[Page and application data records]
━━━━━━━━━━━━━━━━

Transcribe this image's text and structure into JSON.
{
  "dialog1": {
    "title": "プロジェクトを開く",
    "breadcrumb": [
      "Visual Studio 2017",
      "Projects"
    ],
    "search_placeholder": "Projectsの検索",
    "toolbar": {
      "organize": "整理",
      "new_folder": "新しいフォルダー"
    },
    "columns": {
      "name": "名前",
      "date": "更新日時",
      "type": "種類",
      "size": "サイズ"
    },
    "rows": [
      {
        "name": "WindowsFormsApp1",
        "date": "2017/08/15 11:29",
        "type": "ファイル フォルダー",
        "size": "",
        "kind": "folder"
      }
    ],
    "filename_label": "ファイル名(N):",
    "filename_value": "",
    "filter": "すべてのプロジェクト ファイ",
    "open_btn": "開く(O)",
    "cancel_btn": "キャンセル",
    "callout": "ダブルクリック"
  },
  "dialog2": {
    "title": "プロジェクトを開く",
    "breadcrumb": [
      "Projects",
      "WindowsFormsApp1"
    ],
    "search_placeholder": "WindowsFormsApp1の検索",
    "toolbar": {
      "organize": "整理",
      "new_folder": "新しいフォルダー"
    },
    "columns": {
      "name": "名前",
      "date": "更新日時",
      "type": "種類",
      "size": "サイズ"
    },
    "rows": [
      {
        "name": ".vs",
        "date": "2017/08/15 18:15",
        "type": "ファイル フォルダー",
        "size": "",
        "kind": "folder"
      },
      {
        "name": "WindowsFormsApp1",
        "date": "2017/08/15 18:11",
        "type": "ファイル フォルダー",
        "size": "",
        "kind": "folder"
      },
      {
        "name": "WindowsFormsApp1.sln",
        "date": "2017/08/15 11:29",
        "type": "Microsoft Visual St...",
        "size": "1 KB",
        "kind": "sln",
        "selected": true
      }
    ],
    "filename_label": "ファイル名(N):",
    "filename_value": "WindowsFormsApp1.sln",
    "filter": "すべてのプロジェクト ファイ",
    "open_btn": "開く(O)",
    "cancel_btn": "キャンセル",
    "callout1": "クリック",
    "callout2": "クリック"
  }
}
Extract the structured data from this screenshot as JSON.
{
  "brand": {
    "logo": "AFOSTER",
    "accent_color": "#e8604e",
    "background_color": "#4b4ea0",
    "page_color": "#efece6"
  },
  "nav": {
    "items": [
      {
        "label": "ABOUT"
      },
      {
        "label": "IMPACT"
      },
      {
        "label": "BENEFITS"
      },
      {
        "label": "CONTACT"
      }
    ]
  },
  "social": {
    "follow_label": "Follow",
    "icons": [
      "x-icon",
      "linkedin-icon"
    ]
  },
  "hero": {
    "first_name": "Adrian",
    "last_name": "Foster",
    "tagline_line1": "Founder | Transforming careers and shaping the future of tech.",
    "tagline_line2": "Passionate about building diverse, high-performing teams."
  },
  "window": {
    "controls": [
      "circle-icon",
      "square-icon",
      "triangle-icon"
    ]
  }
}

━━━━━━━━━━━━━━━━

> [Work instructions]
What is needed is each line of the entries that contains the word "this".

> [Reply]
Transcribe this image's text and structure into JSON.
Extract the structured data from this screenshot as JSON.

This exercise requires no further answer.